Typically, the signs and symptoms of either PP or FD usually account for the initial presentation. In girls with PP, it is usually vaginal bleeding or spotting, accompanied by development of breast tissue, with little or no pubic hair. In boys, it can be bilateral (or unilateral) testicular enlargement with penile enlargement, scrotal skin thickening, body odor, pubic and axiallary hair, and precocious sexual behavior.
FD in the axial skeleton usually presents with a limp and/or pain (sometimes reported by children as being "tired"), but occasionally a pathologic fracture may be the presenting sign. The x-ray will demonstrate a typical lesion arising in the middle of the bone cavity with a "ground glass" appearance. Alternatively, FD in the craniofacial bones will usually present as a painless "lump" or facial asymmetry. The areas most commonly involved are the proximal femora and skull base. In retrospect, café-au-lait spots are the most common but unappreciated "presenting" sign, usually present at birth or shortly thereafter.

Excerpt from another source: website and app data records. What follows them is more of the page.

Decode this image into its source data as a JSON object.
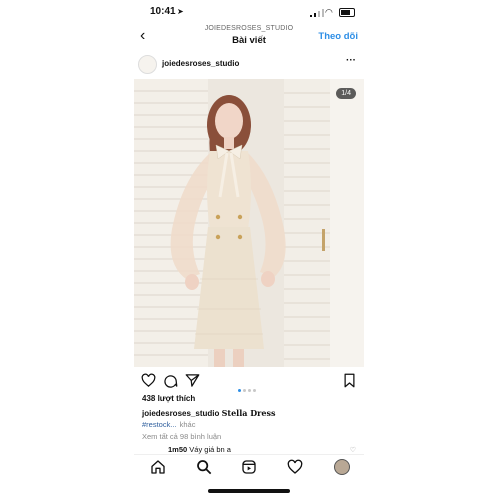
{
  "status_bar": {
    "time": "10:41",
    "location_icon": "location-arrow-icon",
    "signal_icon": "signal-icon",
    "wifi_icon": "wifi-icon",
    "battery_icon": "battery-icon"
  },
  "header": {
    "account": "JOIEDESROSES_STUDIO",
    "title": "Bài viết",
    "follow_label": "Theo dõi",
    "back_icon": "chevron-left-icon"
  },
  "post": {
    "username": "joiedesroses_studio",
    "more_icon": "ellipsis-icon",
    "image_counter": "1/4",
    "carousel": {
      "count": 4,
      "active_index": 0
    },
    "likes": "438 lượt thích",
    "caption_user": "joiedesroses_studio",
    "caption_text": "Stella Dress",
    "hashtag": "#restock...",
    "more": "khác",
    "view_comments": "Xem tất cả 98 bình luận",
    "comment_user": "1m50",
    "comment_text": "Váy giá bn a"
  },
  "actions": {
    "like_icon": "heart-icon",
    "comment_icon": "comment-icon",
    "share_icon": "send-icon",
    "save_icon": "bookmark-icon"
  },
  "tabbar": {
    "items": [
      "home-icon",
      "search-icon",
      "reels-icon",
      "heart-icon",
      "profile-avatar"
    ]
  },
  "colors": {
    "link_blue": "#2d8ee6",
    "hashtag_blue": "#2f5f9e",
    "muted": "#8a8a8a"
  }
}
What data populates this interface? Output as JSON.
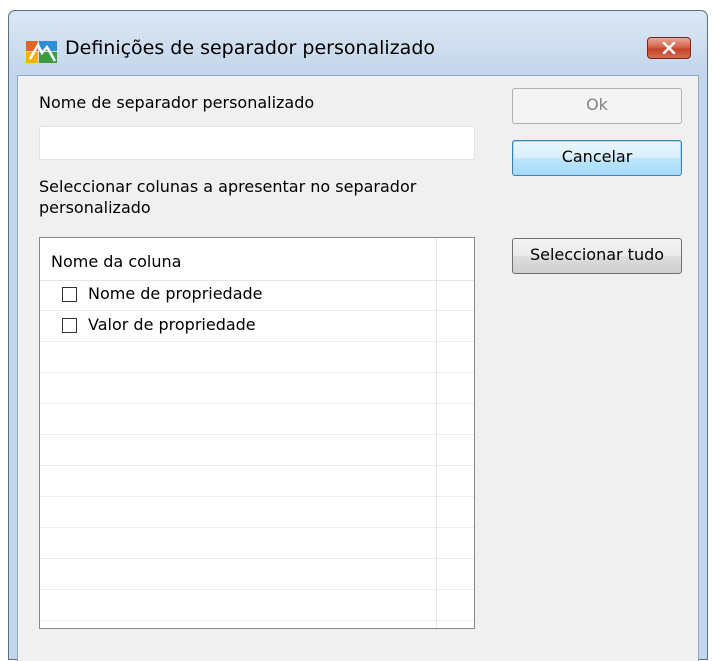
{
  "window": {
    "title": "Definições de separador personalizado",
    "icon": "avg-logo-icon",
    "close_icon": "close-icon"
  },
  "form": {
    "name_label": "Nome de separador personalizado",
    "name_value": "",
    "columns_label_line1": "Seleccionar colunas a apresentar no separador",
    "columns_label_line2": "personalizado"
  },
  "buttons": {
    "ok": "Ok",
    "cancel": "Cancelar",
    "select_all": "Seleccionar tudo"
  },
  "listview": {
    "column_header": "Nome da coluna",
    "rows": [
      {
        "label": "Nome de propriedade",
        "checked": false
      },
      {
        "label": "Valor de propriedade",
        "checked": false
      }
    ]
  },
  "colors": {
    "titlebar": "#c4d6eb",
    "client": "#f0f0f0",
    "close_button": "#c1442b",
    "default_button_border": "#3c7fb1"
  }
}
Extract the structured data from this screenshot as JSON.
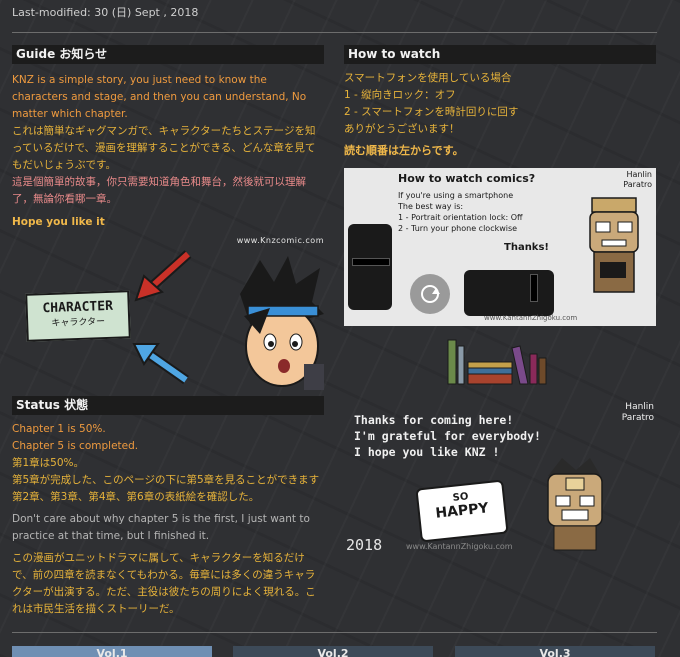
{
  "last_modified": "Last-modified: 30 (日) Sept , 2018",
  "guide": {
    "heading": "Guide  お知らせ",
    "en": "KNZ is a simple story, you just need to know the characters and stage, and then you can understand, No matter which chapter.",
    "ja": "これは簡単なギャグマンガで、キャラクターたちとステージを知っているだけで、漫画を理解することができる、どんな章を見てもだいじょうぶです。",
    "zh": "這是個簡單的故事，你只需要知道角色和舞台，然後就可以理解了，無論你看哪一章。",
    "hope": "Hope you like it",
    "watermark": "www.Knzcomic.com",
    "sign_en": "CHARACTER",
    "sign_ja": "キャラクター"
  },
  "how": {
    "heading": "How to watch",
    "lines": [
      "スマートフォンを使用している場合",
      "1 - 縦向きロック：オフ",
      "2 - スマートフォンを時計回りに回す",
      "ありがとうございます！"
    ],
    "note": "読む順番は左からです。",
    "panel": {
      "title": "How to watch comics?",
      "sub1": "If you're using a smartphone",
      "sub2": "The best way is:",
      "s1": "1 - Portrait orientation lock: Off",
      "s2": "2 - Turn your phone clockwise",
      "thanks": "Thanks!",
      "sig1": "Hanlin",
      "sig2": "Paratro",
      "url": "www.KantannZhigoku.com"
    }
  },
  "status": {
    "heading": "Status 状態",
    "ch1": "Chapter 1 is 50%.",
    "ch5": "Chapter 5 is completed.",
    "ja1": "第1章は50%。",
    "ja2": "第5章が完成した、このページの下に第5章を見ることができます",
    "ja3": "第2章、第3章、第4章、第6章の表紙絵を確認した。",
    "en2": "Don't care about why chapter 5 is the first, I just want to practice at that time, but I finished it.",
    "ja4": "この漫画がユニットドラマに属して、キャラクターを知るだけで、前の四章を読まなくてもわかる。毎章には多くの違うキャラクターが出演する。ただ、主役は彼たちの周りによく現れる。これは市民生活を描くストーリーだ。"
  },
  "thanks_art": {
    "l1": "Thanks for coming here!",
    "l2": "I'm grateful for everybody!",
    "l3": "I hope you like KNZ !",
    "bubble1": "SO",
    "bubble2": "HAPPY",
    "year": "2018",
    "sig1": "Hanlin",
    "sig2": "Paratro",
    "url": "www.KantannZhigoku.com"
  },
  "tabs": [
    "Vol.1",
    "Vol.2",
    "Vol.3"
  ]
}
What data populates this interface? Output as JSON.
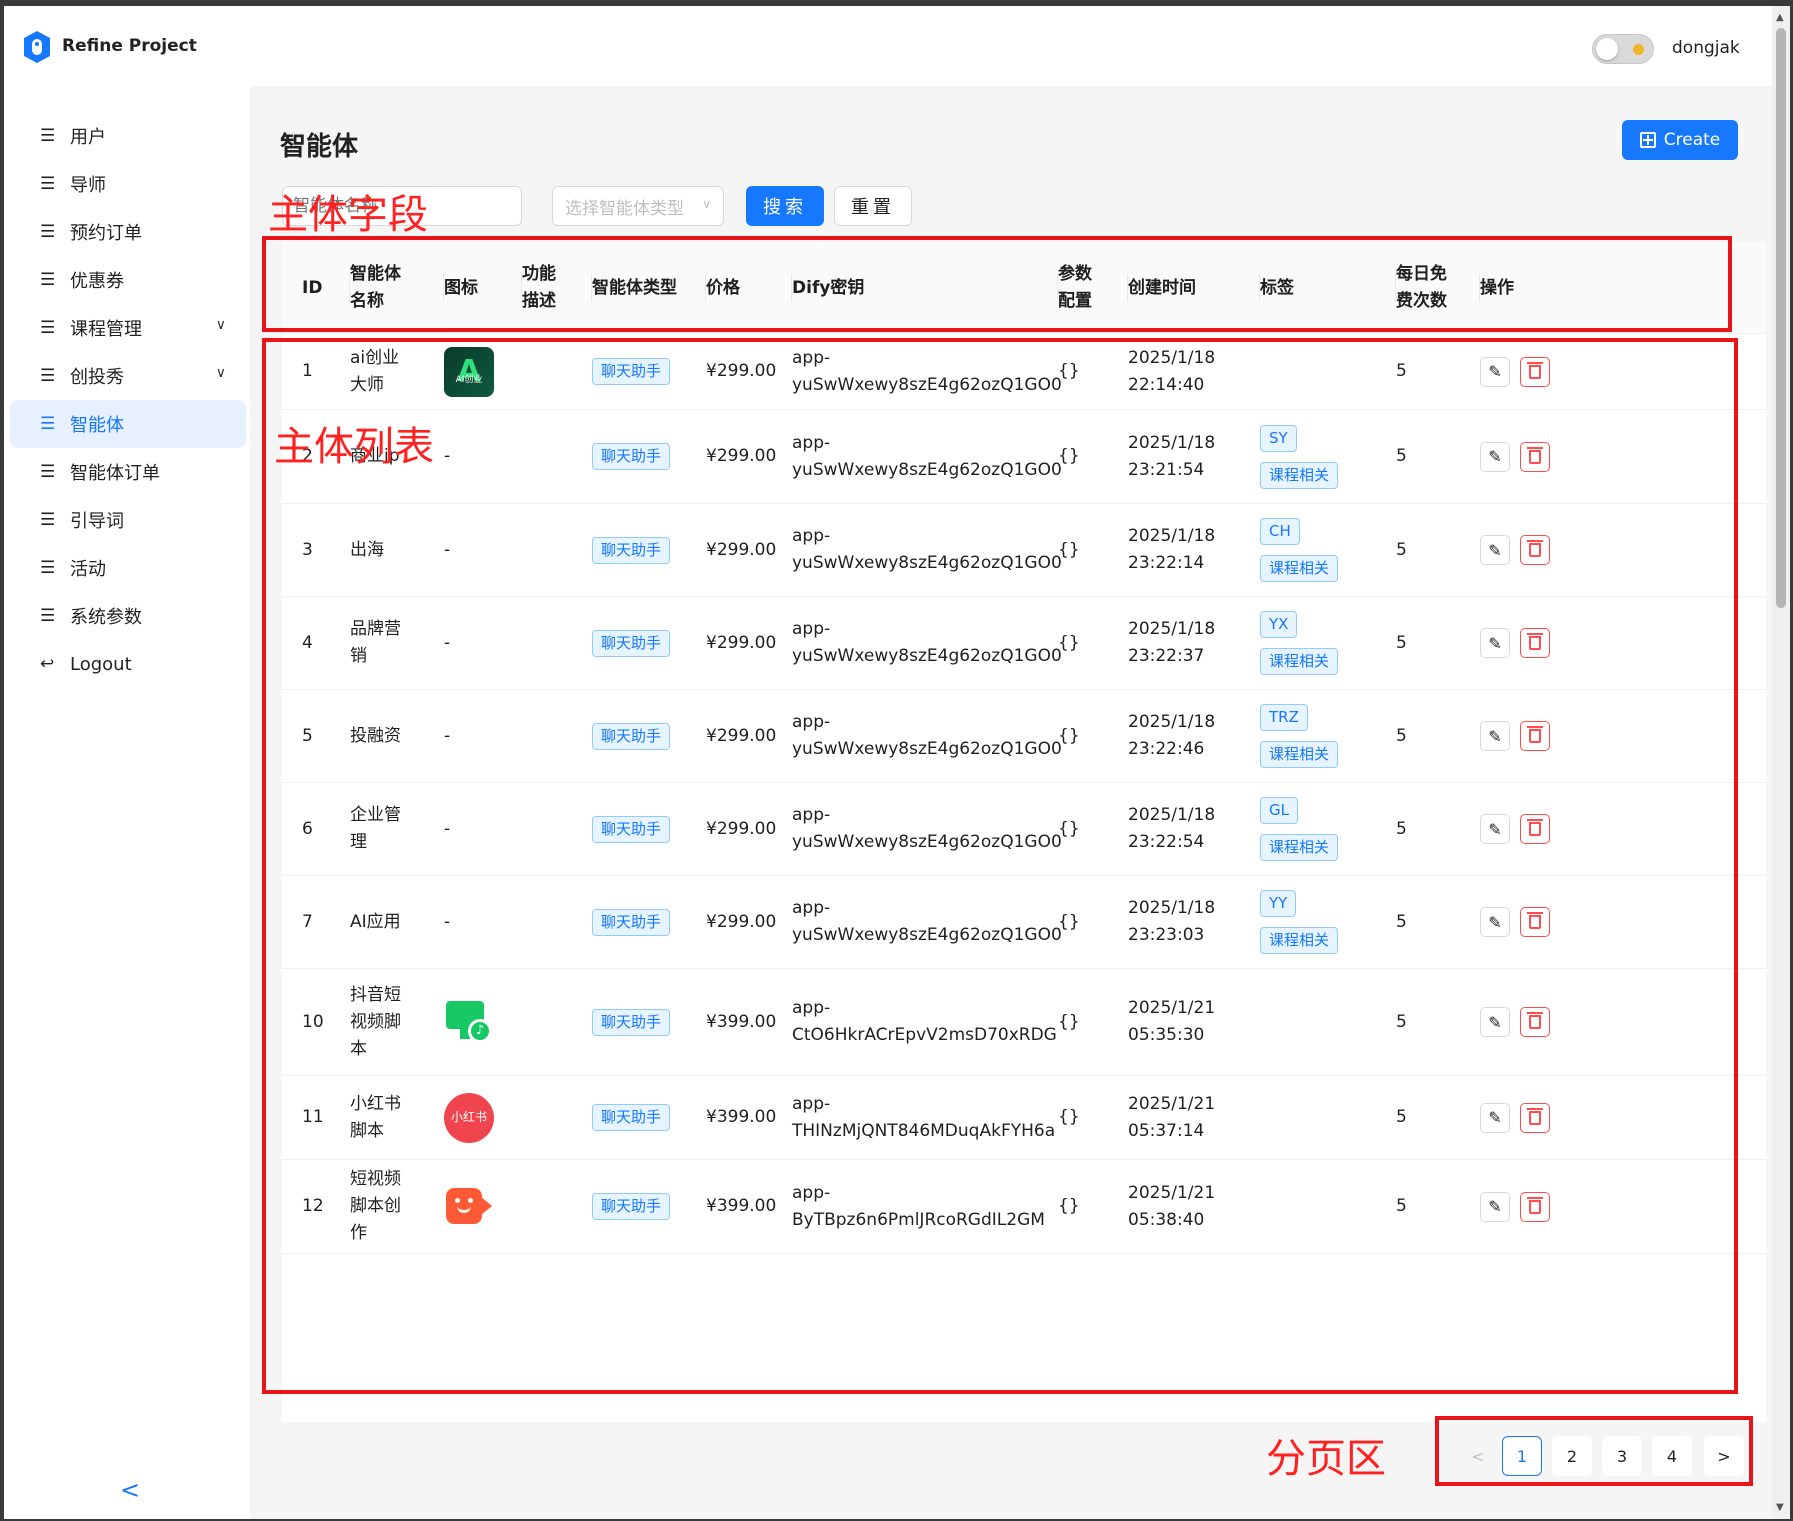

Diagnosis of MAS is established on clinical grounds. X-rays are often sufficient to make the diagnosis of FD. A bone scan involving the use of a radioactive tracer that is taken up by bone is the most sensitive tool for detecting the presence of FD lesions, and are often useful, especially at the initial evaluation, for determining the extent of the disease. FD has a typical appearance on radiographs described as "ground glass". In general, in the long bones, these lesions have a "lytic" appearance. The lesions usually arise in the medullary cavity (middle part of the bone) and expand outward replacing normal bone with the result of thinning of the cortex (outer part of the bone). It is possible for any bone to be involved, but the proximal femur (top part) is the site most commonly involved. The bones are "soft" and prone to deformation, with the classical lesion being the "shepherd's crook" deformity of the proximal femur (bowing)."
-Fibrous Dysplasia Foundation